Smoking remains the leading cause of cancer worldwide, with more than one million people affected by lung cancer each year. A study published in Nature shows that this carcinogenic action is linked to the accumulation of an impressive number of mutations following prolonged exposure to cigarette smoke. In this tobacco-free month of November, you might as well have this clear information in mind to convince yourself to quit smoking.

With more than one billion smokers worldwide, cigarettes still represent the main risk factor for premature mortality today.

Among the many harmful effects associated with smoking, such as the increased risk of heart disease and lung disease, the increased risk of cancer remains without a doubt the main consequence of this bad habit: smokers have a 20 times greater risk of be affected by lung cancer than non-smokers.

Globally, it is estimated that more than 500 million people will die over the next few years from illnesses directly caused by smoking.

About sixty mutagenic substances

Our genetic material is undoubtedly the most precious thing we have: it is thanks to our genes that we produce all the proteins that make up our body and that allow us to live in good health. If cigarettes are so harmful to health, it is precisely because tobacco smoke contains around sixty compounds which have the capacity to modify these genes, we speak of a mutagenic substance, and to cause the production of defective proteins, incapable to perform their duties properly. When these modifications, called mutations, affect a gene involved in the production of a protein essential to the control of cell growth, these cells adopt abnormal behavior that can ultimately lead to the development of cancer.

Smoking: One genetic mutation every 15 cigarettes

To determine the extent of the damage caused by cigarette smoke, British researchers undertook the daunting task of determining all the mutations present in cancer cells from the lung of a smoker. Thanks to new DNA sequencing technologies, researchers have succeeded in demonstrating that these cancer cells contain no less than 22,910 distinct mutations, illustrating how the combined presence of several carcinogens can wreak havoc in the genetic material of smokers. . Even if a large part of these mutations are said to be “silent”, that is to say that they do not affect regions of the DNA which participate in the control of cellular functions (the genes that code them), the researchers nevertheless observed a large number of mutations in important genes that play a crucial role in cell growth, including p53 and Rb. The carcinogenic potential of cigarette smoke is so high that researchers estimate that on average it causes one genetic mutation every 15 cigarettes, or almost two mutations per pack. In other words, a person who regularly smokes a pack of cigarettes a day will accumulate almost 600 mutations in the genetic material of their lung cells each year.
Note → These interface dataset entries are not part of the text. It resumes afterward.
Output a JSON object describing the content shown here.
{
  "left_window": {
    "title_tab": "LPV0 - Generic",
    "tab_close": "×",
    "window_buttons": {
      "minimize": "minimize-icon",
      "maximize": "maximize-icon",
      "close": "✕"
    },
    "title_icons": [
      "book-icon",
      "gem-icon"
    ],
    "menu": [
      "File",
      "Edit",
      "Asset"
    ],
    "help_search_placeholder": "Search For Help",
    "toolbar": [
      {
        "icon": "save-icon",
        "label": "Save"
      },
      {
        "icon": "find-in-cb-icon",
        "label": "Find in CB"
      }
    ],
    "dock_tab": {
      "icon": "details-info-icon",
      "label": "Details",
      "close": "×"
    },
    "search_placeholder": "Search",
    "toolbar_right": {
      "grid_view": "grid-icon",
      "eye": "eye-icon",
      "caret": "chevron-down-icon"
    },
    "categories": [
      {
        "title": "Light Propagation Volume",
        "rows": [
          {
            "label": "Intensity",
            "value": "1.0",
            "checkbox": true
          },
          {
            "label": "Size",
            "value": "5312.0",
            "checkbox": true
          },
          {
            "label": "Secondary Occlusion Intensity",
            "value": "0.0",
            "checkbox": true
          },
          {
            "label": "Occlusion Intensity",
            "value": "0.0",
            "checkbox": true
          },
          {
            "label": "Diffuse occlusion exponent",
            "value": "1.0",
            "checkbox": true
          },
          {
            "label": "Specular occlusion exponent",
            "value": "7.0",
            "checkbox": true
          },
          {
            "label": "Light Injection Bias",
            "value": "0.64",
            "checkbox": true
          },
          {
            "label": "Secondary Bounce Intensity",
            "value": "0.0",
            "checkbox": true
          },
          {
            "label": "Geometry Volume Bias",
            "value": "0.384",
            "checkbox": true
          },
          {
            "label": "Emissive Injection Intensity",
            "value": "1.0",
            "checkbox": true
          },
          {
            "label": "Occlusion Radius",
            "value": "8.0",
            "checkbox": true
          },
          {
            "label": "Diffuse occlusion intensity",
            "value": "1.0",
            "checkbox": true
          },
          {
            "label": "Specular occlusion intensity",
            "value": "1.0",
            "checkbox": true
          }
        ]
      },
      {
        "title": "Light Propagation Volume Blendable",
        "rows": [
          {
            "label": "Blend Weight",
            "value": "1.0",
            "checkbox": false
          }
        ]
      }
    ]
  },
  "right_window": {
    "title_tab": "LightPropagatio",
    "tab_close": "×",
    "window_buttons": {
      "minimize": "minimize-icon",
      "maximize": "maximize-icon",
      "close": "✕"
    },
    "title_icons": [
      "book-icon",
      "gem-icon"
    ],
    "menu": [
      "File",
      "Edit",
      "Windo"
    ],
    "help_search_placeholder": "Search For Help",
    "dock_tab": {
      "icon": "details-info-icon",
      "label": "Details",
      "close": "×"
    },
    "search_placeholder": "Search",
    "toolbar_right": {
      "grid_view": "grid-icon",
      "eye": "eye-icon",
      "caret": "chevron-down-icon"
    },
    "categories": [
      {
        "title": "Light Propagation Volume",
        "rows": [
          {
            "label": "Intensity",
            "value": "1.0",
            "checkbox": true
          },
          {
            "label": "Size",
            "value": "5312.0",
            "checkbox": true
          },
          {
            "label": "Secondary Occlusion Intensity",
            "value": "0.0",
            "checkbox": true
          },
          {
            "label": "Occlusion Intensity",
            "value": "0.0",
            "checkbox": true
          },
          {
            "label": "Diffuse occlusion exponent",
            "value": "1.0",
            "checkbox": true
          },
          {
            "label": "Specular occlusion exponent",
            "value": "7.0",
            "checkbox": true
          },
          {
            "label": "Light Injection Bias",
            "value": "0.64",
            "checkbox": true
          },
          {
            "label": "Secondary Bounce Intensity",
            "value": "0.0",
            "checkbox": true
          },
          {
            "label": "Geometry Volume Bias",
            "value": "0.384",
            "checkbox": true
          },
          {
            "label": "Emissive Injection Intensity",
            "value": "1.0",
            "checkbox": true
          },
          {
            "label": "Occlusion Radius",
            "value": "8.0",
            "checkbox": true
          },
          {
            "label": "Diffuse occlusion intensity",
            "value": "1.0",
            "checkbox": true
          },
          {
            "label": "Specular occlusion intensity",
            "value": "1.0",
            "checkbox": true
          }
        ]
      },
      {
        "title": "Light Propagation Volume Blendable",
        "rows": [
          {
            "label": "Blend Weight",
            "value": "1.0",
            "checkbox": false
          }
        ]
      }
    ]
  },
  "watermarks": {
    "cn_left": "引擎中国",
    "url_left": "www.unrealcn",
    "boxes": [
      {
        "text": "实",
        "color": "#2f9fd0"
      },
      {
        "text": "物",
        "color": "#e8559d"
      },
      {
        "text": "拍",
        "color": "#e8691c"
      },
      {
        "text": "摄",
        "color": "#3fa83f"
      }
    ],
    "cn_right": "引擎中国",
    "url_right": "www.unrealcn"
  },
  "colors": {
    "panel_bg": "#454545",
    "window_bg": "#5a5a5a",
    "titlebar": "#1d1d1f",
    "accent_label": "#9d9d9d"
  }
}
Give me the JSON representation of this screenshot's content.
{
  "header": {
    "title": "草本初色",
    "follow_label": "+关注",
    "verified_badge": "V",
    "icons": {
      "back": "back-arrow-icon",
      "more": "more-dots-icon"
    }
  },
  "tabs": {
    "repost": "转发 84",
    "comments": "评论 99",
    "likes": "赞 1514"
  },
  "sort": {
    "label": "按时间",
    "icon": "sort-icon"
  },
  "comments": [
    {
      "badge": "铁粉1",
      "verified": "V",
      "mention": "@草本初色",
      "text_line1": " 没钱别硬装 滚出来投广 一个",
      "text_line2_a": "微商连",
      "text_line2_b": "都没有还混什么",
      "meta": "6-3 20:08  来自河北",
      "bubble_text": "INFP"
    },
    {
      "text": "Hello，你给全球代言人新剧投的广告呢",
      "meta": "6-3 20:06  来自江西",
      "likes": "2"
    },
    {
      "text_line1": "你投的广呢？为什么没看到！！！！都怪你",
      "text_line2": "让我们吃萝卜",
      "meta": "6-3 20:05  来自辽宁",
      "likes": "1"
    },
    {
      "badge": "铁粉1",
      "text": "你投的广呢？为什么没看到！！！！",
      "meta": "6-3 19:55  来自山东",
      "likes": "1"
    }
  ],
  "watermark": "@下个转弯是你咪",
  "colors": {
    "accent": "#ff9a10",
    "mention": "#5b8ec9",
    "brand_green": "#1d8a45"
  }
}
Psssssst :  Empathy Decreases Pain Sensation: 4 Unlikely Experiments Demonstrate It

Quitting smoking causes the replacement of damaged cells

In light of these observations, we understand better why cigarettes are so harmful to the health of smokers. But all is not lost for people who want to quit smoking: cells containing genetic mutations are gradually replaced by healthy cells containing no mutations following smoking cessation, so that the risk of cancer of the lung become similar to those of a non-smoker 15 years later.

To help quit smoking, don’t hesitate to get help: https://www.tabac-info-service.fr


Pleasance et al. A small-cell lung cancer genome with complex signatures of tobacco exposure. Nature, 463:184-90.

Read also:

Leukemia: vitamin C prevents and fights it


Back to top button

Adblock Detected

Please disable your ad blocker to be able to view the page content. For an independent site with free content, it's literally a matter of life and death to have ads. Thank you for your understanding! Thanks